*Items from a data source*:

* * *

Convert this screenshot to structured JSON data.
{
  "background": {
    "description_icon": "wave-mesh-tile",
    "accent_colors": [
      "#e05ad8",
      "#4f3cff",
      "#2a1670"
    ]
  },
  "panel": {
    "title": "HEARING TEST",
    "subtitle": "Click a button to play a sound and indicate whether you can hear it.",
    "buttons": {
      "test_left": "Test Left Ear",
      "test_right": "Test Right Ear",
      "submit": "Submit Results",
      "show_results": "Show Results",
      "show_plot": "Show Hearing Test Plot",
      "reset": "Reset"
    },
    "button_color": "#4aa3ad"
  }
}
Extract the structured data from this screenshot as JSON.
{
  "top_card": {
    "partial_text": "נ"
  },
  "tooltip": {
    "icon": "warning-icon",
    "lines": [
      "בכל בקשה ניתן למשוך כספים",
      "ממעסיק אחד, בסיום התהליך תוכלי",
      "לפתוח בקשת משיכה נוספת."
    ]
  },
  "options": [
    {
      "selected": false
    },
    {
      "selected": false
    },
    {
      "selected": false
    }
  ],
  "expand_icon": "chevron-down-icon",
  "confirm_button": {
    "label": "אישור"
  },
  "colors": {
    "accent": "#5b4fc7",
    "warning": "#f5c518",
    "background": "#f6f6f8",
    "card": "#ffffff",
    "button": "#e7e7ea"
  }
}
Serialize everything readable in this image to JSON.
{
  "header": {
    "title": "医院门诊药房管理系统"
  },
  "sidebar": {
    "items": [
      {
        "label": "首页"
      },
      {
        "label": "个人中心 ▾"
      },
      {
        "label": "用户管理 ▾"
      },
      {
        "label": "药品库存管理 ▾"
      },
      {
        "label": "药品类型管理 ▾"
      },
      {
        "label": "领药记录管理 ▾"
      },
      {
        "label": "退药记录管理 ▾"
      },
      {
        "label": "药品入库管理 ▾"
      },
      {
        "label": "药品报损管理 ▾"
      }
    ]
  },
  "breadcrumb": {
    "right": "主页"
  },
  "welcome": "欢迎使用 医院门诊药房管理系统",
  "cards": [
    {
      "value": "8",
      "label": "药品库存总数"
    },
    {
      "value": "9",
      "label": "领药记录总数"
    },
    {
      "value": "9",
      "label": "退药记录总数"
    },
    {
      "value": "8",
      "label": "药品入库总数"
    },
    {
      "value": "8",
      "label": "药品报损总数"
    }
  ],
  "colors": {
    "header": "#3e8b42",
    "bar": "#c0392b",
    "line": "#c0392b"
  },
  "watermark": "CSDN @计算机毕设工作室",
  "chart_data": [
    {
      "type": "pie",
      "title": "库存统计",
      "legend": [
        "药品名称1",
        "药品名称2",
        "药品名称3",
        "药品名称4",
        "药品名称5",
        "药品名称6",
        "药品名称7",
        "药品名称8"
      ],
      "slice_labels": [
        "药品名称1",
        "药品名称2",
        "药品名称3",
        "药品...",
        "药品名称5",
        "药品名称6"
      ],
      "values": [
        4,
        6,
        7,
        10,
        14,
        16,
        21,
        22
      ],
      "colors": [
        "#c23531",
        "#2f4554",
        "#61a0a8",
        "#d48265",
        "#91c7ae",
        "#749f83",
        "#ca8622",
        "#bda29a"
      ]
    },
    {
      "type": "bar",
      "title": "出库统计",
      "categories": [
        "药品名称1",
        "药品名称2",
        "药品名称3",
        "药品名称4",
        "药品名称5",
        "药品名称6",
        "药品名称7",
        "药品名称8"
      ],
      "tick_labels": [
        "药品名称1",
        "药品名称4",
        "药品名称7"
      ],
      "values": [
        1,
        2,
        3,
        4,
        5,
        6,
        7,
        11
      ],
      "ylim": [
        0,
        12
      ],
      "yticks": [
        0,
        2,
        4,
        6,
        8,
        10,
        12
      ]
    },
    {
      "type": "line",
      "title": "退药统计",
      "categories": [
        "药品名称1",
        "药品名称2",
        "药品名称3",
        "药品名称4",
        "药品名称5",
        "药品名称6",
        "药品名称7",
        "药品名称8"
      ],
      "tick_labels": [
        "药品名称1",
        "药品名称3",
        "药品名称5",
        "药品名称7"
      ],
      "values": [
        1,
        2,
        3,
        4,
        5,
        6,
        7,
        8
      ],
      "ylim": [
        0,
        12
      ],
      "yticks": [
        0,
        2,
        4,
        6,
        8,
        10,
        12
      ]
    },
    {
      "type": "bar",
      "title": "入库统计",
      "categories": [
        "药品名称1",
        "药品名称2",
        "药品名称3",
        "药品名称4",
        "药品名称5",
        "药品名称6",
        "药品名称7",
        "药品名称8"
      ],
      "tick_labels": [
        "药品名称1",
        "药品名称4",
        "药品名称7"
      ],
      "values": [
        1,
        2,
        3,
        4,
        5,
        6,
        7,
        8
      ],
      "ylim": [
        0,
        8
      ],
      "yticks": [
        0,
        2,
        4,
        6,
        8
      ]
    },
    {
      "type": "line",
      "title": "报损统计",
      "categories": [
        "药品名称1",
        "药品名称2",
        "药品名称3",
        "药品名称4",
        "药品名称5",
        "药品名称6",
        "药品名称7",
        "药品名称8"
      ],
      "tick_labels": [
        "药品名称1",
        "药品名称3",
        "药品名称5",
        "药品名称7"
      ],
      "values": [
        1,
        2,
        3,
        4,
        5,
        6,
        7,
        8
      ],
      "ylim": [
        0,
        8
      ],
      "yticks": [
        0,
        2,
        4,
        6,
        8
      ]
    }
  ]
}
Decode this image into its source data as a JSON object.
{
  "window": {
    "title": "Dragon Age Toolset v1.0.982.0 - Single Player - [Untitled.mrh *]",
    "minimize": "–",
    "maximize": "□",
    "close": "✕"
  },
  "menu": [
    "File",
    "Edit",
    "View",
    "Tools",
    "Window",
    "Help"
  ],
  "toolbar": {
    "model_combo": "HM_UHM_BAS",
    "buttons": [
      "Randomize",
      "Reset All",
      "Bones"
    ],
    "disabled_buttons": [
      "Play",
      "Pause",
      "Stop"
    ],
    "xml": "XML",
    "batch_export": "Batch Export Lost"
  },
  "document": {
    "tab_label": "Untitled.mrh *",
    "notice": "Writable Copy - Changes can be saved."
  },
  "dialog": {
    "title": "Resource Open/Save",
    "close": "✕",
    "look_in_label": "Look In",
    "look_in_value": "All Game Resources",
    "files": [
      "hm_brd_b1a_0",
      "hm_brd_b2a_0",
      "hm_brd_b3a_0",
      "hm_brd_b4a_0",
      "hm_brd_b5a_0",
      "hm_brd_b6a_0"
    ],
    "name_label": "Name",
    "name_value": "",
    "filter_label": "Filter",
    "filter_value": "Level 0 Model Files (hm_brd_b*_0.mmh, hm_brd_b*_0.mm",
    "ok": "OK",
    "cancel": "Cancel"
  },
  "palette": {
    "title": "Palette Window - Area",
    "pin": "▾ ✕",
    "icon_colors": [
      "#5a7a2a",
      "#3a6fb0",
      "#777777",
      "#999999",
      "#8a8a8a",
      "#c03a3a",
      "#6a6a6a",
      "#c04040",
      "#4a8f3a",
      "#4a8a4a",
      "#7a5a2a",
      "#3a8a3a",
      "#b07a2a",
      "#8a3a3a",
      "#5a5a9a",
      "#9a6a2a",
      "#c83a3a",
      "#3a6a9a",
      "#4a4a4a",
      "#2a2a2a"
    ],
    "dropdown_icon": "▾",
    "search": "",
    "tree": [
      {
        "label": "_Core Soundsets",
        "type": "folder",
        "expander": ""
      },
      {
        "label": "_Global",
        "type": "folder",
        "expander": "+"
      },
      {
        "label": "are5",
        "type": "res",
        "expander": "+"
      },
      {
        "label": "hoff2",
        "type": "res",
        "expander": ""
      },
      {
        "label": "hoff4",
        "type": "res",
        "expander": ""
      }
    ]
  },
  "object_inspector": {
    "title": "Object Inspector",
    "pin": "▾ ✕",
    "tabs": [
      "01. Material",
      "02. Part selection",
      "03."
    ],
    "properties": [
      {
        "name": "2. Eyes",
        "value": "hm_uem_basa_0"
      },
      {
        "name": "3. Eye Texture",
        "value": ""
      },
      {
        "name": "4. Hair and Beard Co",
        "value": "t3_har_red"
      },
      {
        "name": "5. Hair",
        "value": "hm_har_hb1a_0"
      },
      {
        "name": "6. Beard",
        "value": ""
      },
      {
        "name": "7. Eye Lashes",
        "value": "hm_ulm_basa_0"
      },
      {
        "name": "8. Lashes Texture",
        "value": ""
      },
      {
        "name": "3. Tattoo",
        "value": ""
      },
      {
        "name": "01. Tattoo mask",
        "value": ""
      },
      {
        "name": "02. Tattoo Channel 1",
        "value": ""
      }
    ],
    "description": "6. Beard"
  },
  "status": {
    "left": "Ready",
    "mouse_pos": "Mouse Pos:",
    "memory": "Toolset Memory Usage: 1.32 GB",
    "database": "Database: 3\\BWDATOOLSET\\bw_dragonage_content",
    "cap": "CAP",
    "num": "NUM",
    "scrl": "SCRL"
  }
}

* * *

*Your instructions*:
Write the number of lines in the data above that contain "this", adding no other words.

*Output of the task*:
4